What Are Vortex Tubes?
Vortex tubes are devices that work on a standard compressed air supply. Air enters the vortex tube and literally splits the air flow into two parts - cold air at one end, and hot air at the other - all without any moving parts.
Vortex tubes have an adjustable valve at the "hot" end which controls the volume of the air flow, and the temperature exiting at the cold end. By adjusting the valve, you control the "cold fraction" which is the percentage of total input. Compressed air the exits the cold end of the Vortex Tube. Frigid-X Vortex Tubes may also be supplied with a fixed preset "cold function" instead of an adjustable valve.
Inside is the interchangeable brass "generator" which can alter the air used in the Vortex Tube, and control the temperature ranges you wish to have at the cold and hot ends. There are several ranges of generators for compressed air capacity.
There are two basic physical sizes of vortex tubes used extensively in industry the small (C Series) and medium size (H Series). A larger version is available on special order. Vortex tubes can be selected by required performance in cooling for the "H" generator versions and where very cold temperatures are required "C" generators are used. However, even with "C" generators, as expected, the higher the flow rating the greater the cooling effect.

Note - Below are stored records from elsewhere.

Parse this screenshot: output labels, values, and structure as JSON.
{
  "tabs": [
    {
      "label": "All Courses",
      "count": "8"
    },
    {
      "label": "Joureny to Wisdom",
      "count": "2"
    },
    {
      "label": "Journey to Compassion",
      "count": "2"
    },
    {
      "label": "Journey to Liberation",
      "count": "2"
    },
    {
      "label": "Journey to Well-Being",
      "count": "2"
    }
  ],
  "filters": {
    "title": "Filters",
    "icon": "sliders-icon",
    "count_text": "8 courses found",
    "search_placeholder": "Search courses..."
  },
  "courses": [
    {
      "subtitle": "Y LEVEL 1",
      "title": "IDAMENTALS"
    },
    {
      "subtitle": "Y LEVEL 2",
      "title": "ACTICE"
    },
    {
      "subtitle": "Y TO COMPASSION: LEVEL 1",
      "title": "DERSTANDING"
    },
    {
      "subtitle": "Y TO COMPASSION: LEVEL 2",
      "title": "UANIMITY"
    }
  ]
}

Nex Flow stainless steel vortex tubes use a metal (brass) generator as a standard item rather than cheap plastic for longer life and for applications in high temperature environments. (competitors would charge extra for that feature.) With virtually no moving parts, Vortex Tubes take compressed air and converts it to cold air at one end and hot air at the other. Temperature as low as -50ºF (-46ºC) can be achieved at the cold end and up to 260º F (127ºC) at the hot end.

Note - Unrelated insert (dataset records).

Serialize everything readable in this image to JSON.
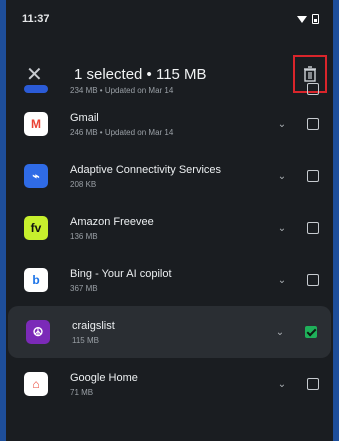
{
  "status": {
    "time": "11:37"
  },
  "appbar": {
    "title": "1 selected • 115 MB"
  },
  "apps": [
    {
      "name": "",
      "meta": "234 MB • Updated on Mar 14",
      "checked": false,
      "icon": "partial-icon",
      "color": "#2b5bd7"
    },
    {
      "name": "Gmail",
      "meta": "246 MB • Updated on Mar 14",
      "checked": false,
      "icon": "gmail-icon",
      "color": "#ffffff"
    },
    {
      "name": "Adaptive Connectivity Services",
      "meta": "208 KB",
      "checked": false,
      "icon": "adaptive-connectivity-icon",
      "color": "#2f6be6"
    },
    {
      "name": "Amazon Freevee",
      "meta": "136 MB",
      "checked": false,
      "icon": "freevee-icon",
      "color": "#c7f02d"
    },
    {
      "name": "Bing - Your AI copilot",
      "meta": "367 MB",
      "checked": false,
      "icon": "bing-icon",
      "color": "#ffffff"
    },
    {
      "name": "craigslist",
      "meta": "115 MB",
      "checked": true,
      "icon": "craigslist-icon",
      "color": "#7b2ab8"
    },
    {
      "name": "Google Home",
      "meta": "71 MB",
      "checked": false,
      "icon": "google-home-icon",
      "color": "#ffffff"
    }
  ]
}
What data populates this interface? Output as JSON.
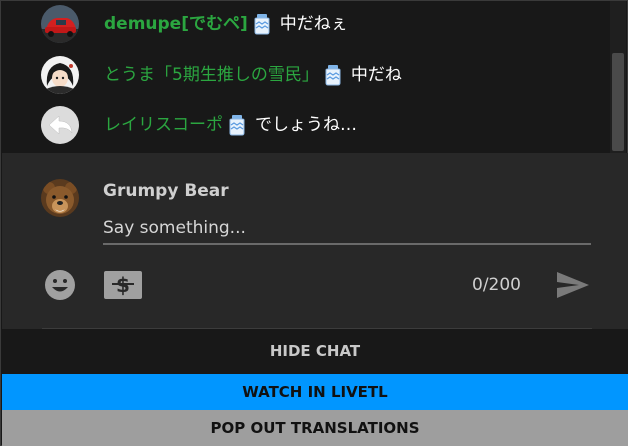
{
  "chat": {
    "messages": [
      {
        "author": "demupe[でむペ]",
        "author_is_owner_style": true,
        "text": "中だねぇ",
        "has_jar_emoji": true,
        "avatar": "red-car-avatar"
      },
      {
        "author": "とうま「5期生推しの雪民」",
        "author_is_owner_style": false,
        "text": "中だね",
        "has_jar_emoji": true,
        "avatar": "anime-girl-avatar"
      },
      {
        "author": "レイリスコーポ",
        "author_is_owner_style": false,
        "text": "でしょうね…",
        "has_jar_emoji": true,
        "avatar": "back-arrow-avatar"
      }
    ],
    "colors": {
      "author": "#2ba640",
      "text": "#ffffff",
      "background": "#181818"
    }
  },
  "composer": {
    "user_name": "Grumpy Bear",
    "placeholder": "Say something...",
    "char_count": "0/200",
    "icons": {
      "emoji": "smiley-face-icon",
      "superchat": "dollar-bill-icon",
      "send": "send-arrow-icon"
    }
  },
  "buttons": {
    "hide_chat": "HIDE CHAT",
    "watch_livetl": "WATCH IN LIVETL",
    "popout": "POP OUT TRANSLATIONS"
  },
  "accent_colors": {
    "livetl": "#0196ff",
    "popout": "#9e9e9e"
  }
}
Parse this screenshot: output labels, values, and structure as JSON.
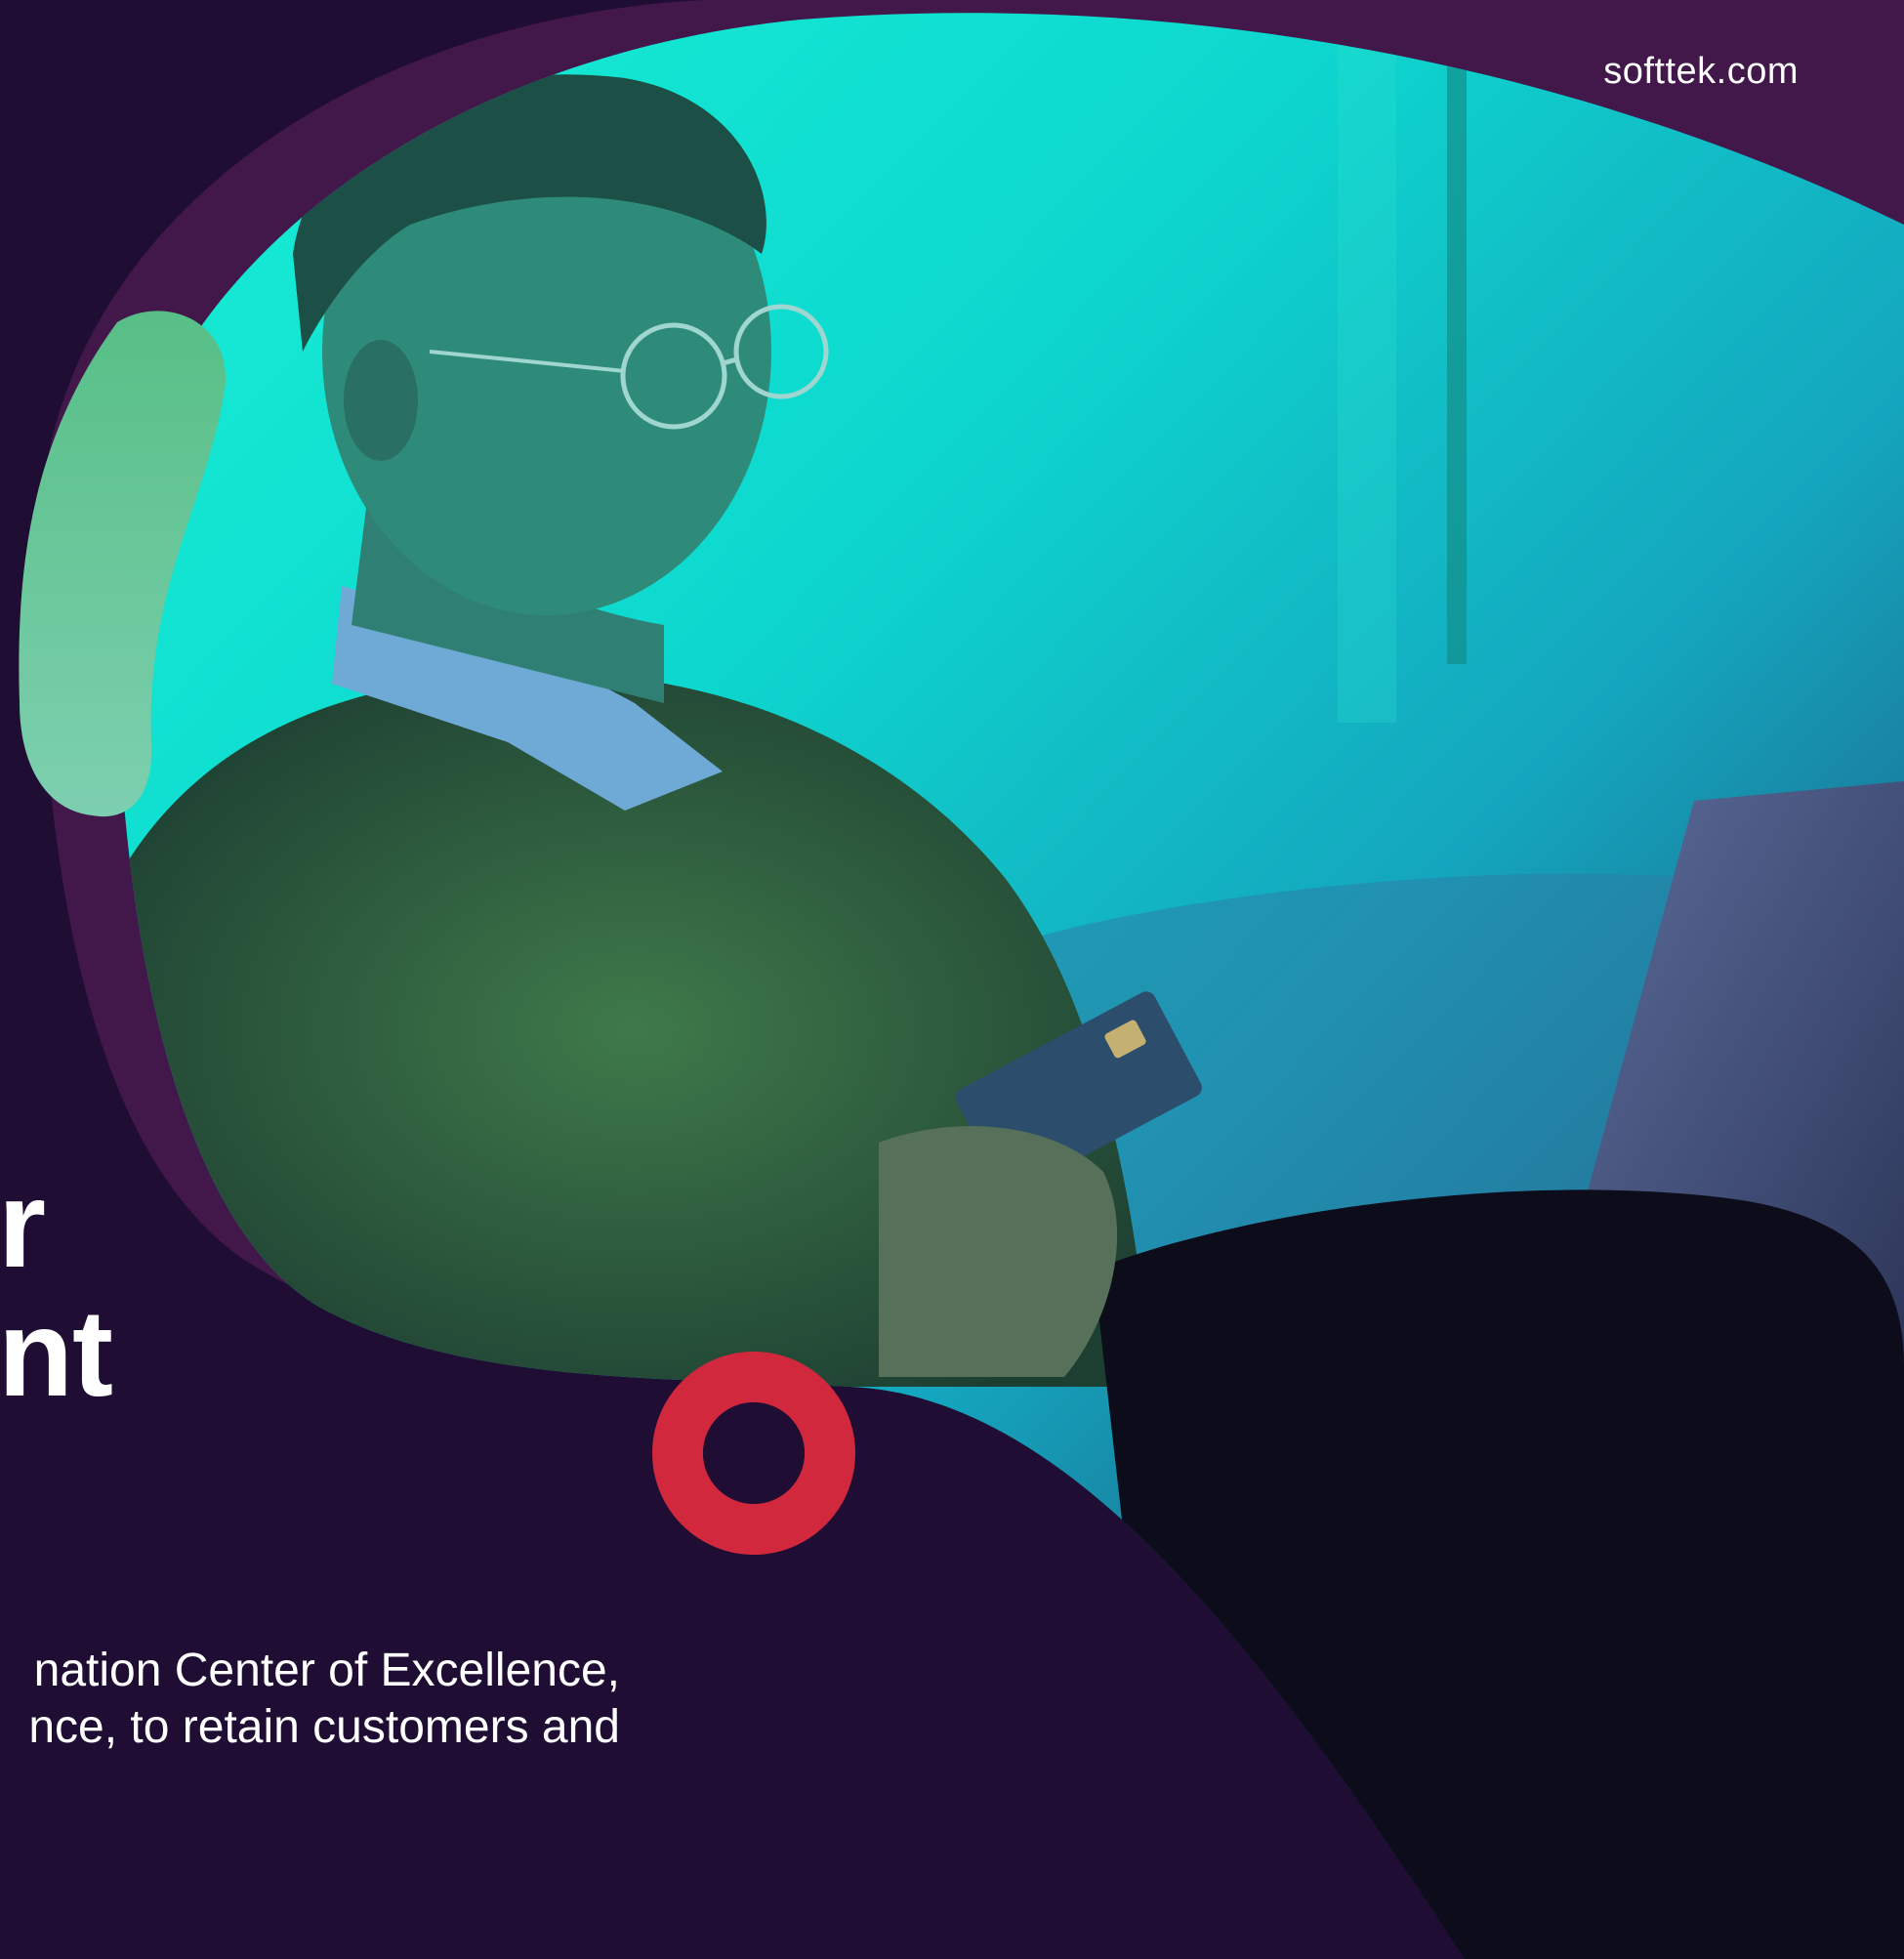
{
  "header": {
    "site_url": "softtek.com"
  },
  "hero": {
    "headline_lines": [
      "r",
      "nt"
    ],
    "body_lines": [
      "nation Center of Excellence,",
      "nce, to retain customers and"
    ],
    "photo_description_icon": "person-with-credit-card-photo"
  },
  "colors": {
    "background": "#1f0d33",
    "blob_purple": "#42174a",
    "photo_teal": "#0fe9d4",
    "accent_green": "#6ec9a0",
    "ring_red": "#d2283d"
  }
}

Vortex tubes are used to cool electronic controls, machining operations, spot cooling and more.